typically windier locations from Maui County to the Big Island due
to terrain accelerations. The current Small Craft Advisory has
been extended through Sunday night, but will likely need to be
extended further into next week.

Rough surf will continue along east facing shores each day due to
strong onshore winds. Latest local buoy observations are showing a
gradually decrease in heights and we should continue to see a slow
downward trend through Tuesday due to the upstream trades
trending down. A slight uptick is expected once again Wednesday
into Thursday of next week as upstream trades increase.

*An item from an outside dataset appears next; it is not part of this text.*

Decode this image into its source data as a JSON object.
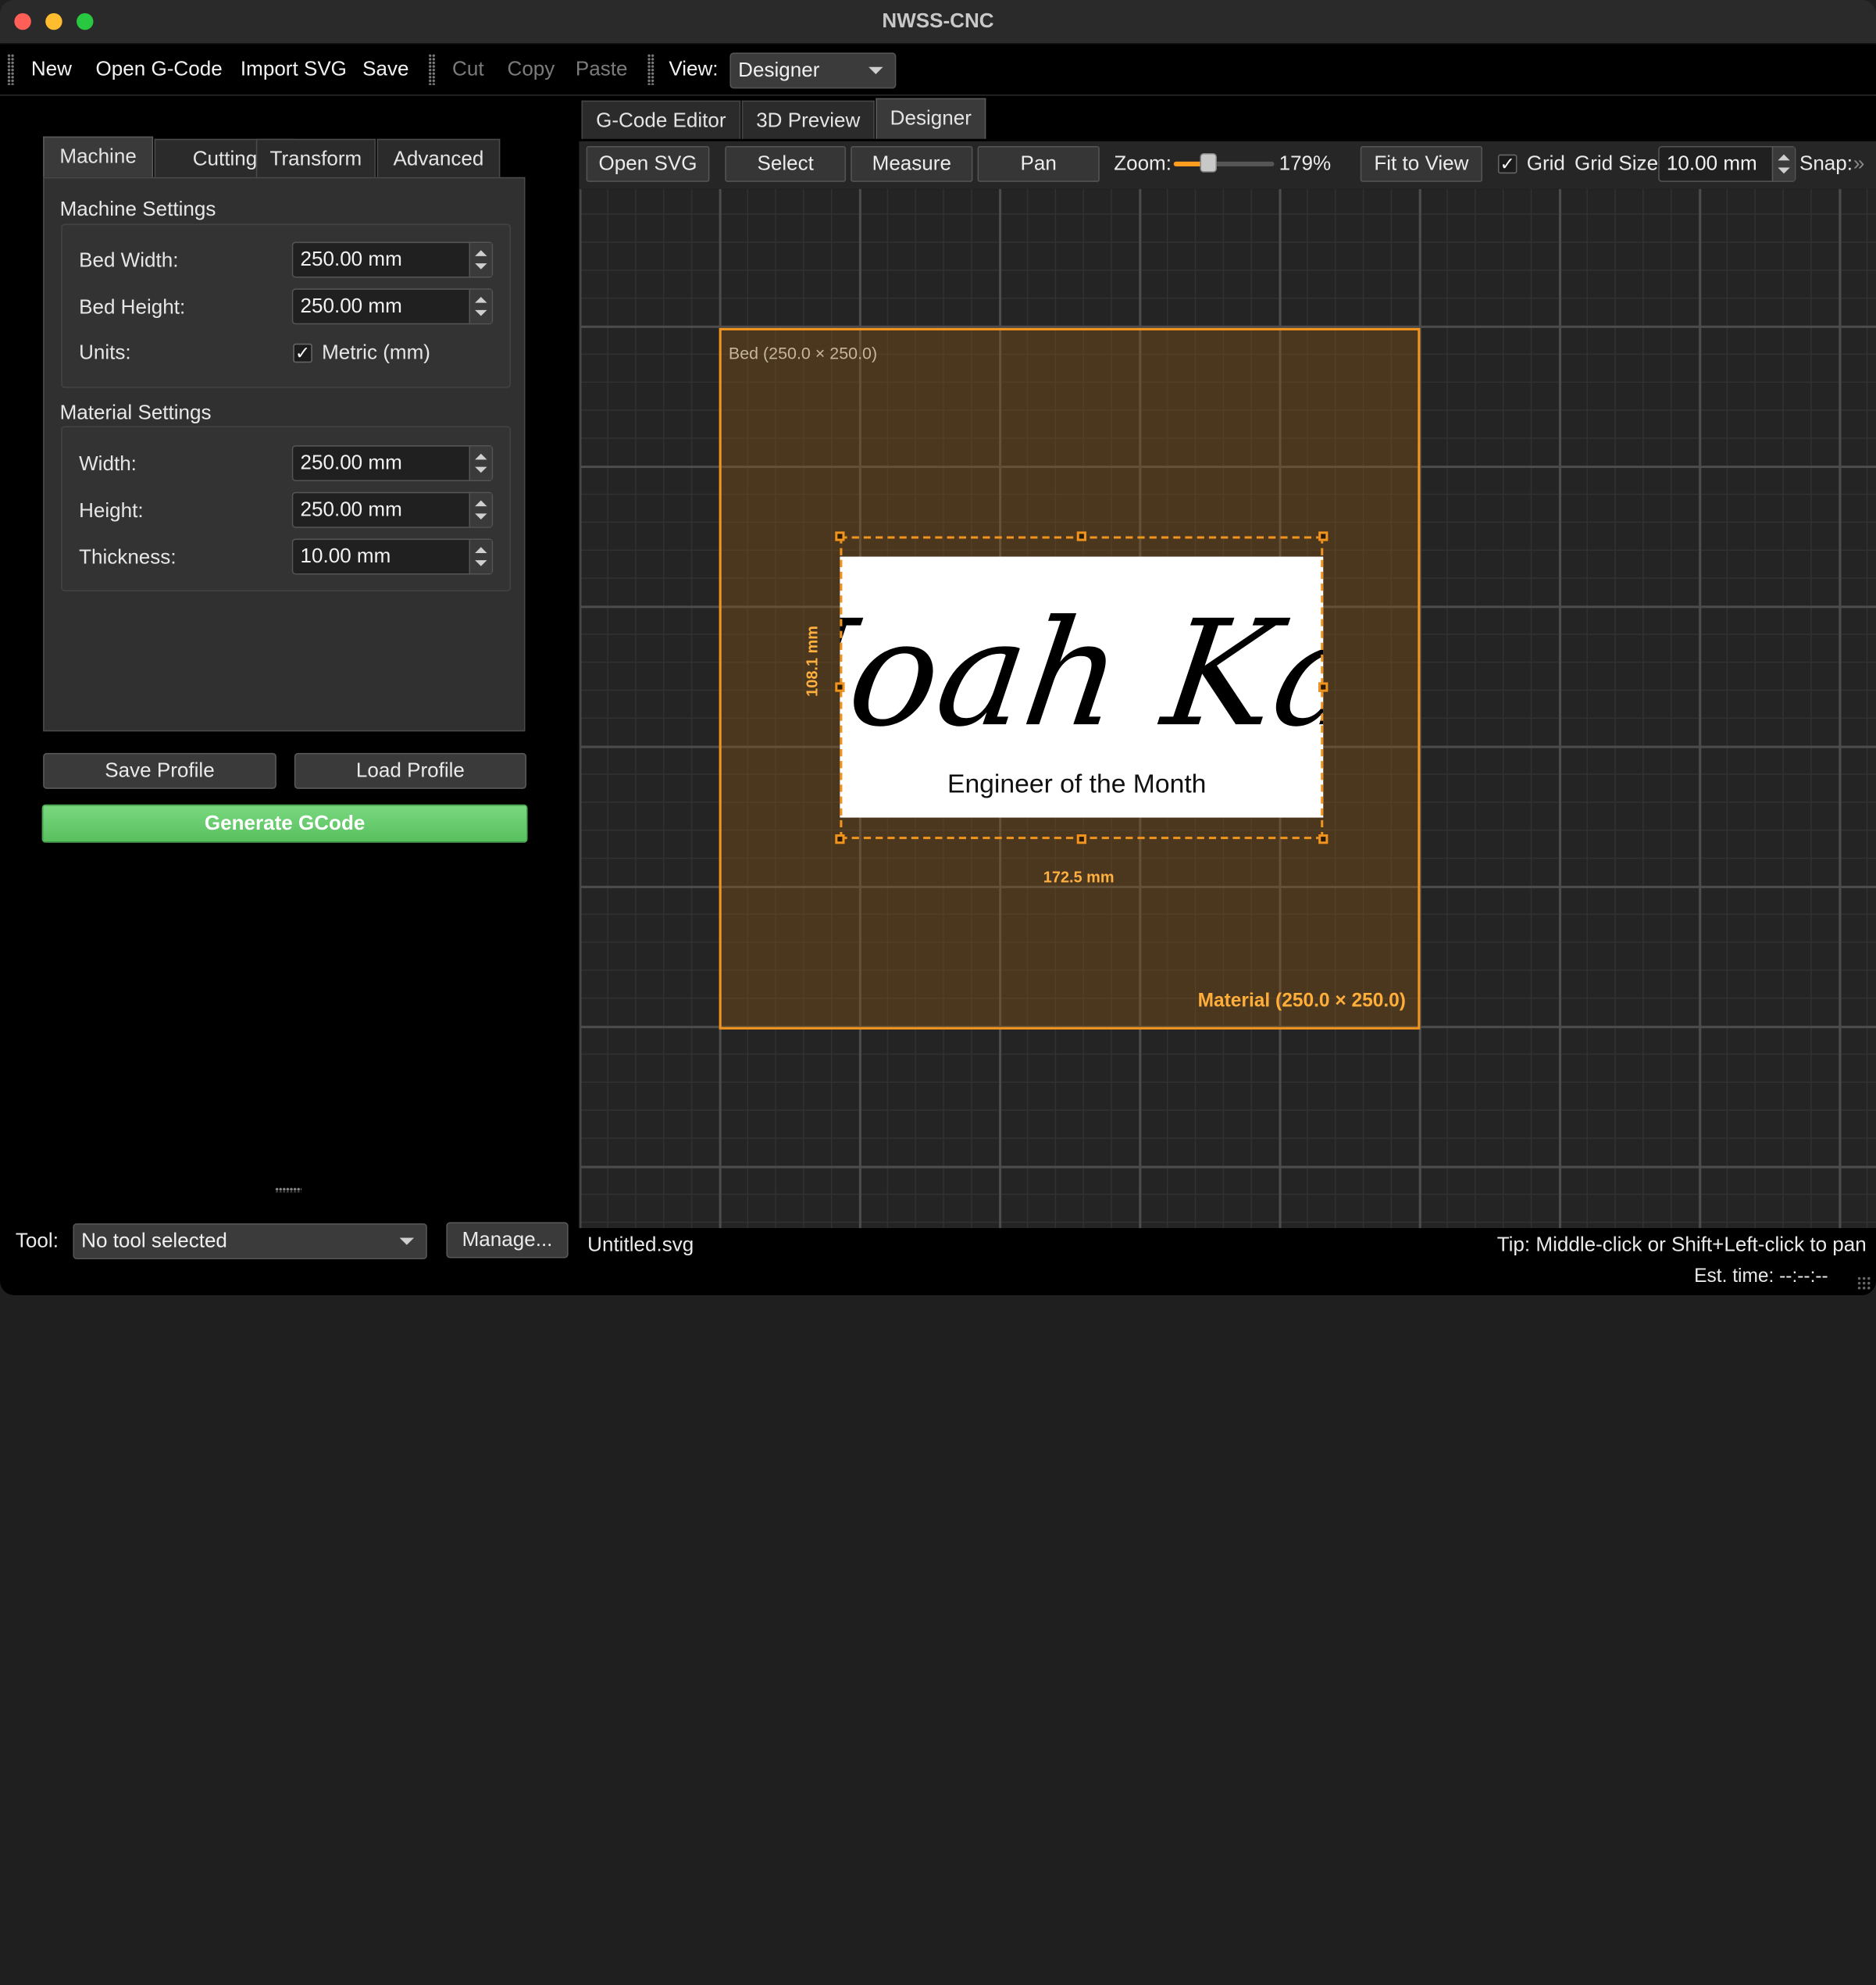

Surf along south facing shores will remain small through the
weekend, then trend up through the first half of the upcoming week
due to a recent system passing through/near the Tasman Sea.
Heights should remain below advisory levels as this southwest
swell moves through and peaks Monday through Tuesday. In addition
to this long-period source, a combination of small south to
southeast swells will be enough to keep the surf from going flat
along southern exposures through midweek.

A south-southeast (150-160 deg) long-period swell associated with
a compact gale that has developed southeast of the Tuamotus will
be possible late next week with a peak around Thursday night into
Friday. Surf will rise along exposed shores but should remain
below advisory levels.

&&

.HFO WATCHES/WARNINGS/ADVISORIES...
Small Craft Advisory until 6 AM HST Monday for Maalaea Bay-
Pailolo Channel-Alenuihaha Channel-Big Island Leeward Waters-Big
Island Southeast Waters.

&&

$$

DISCUSSION...Bohlin
AVIATION...Bedal
MARINE...Gibbs

Bulletins, Forecasts and Observations are courtesy of Honolulu National Weather Service Forecast Office



This page is maintained voluntarily by the MKWC and the UHMET faculty, staff, and students.
It was last modified on: Wed, Dec 17 2014 - 1841 UTC
Send comments to: Ryan Lyman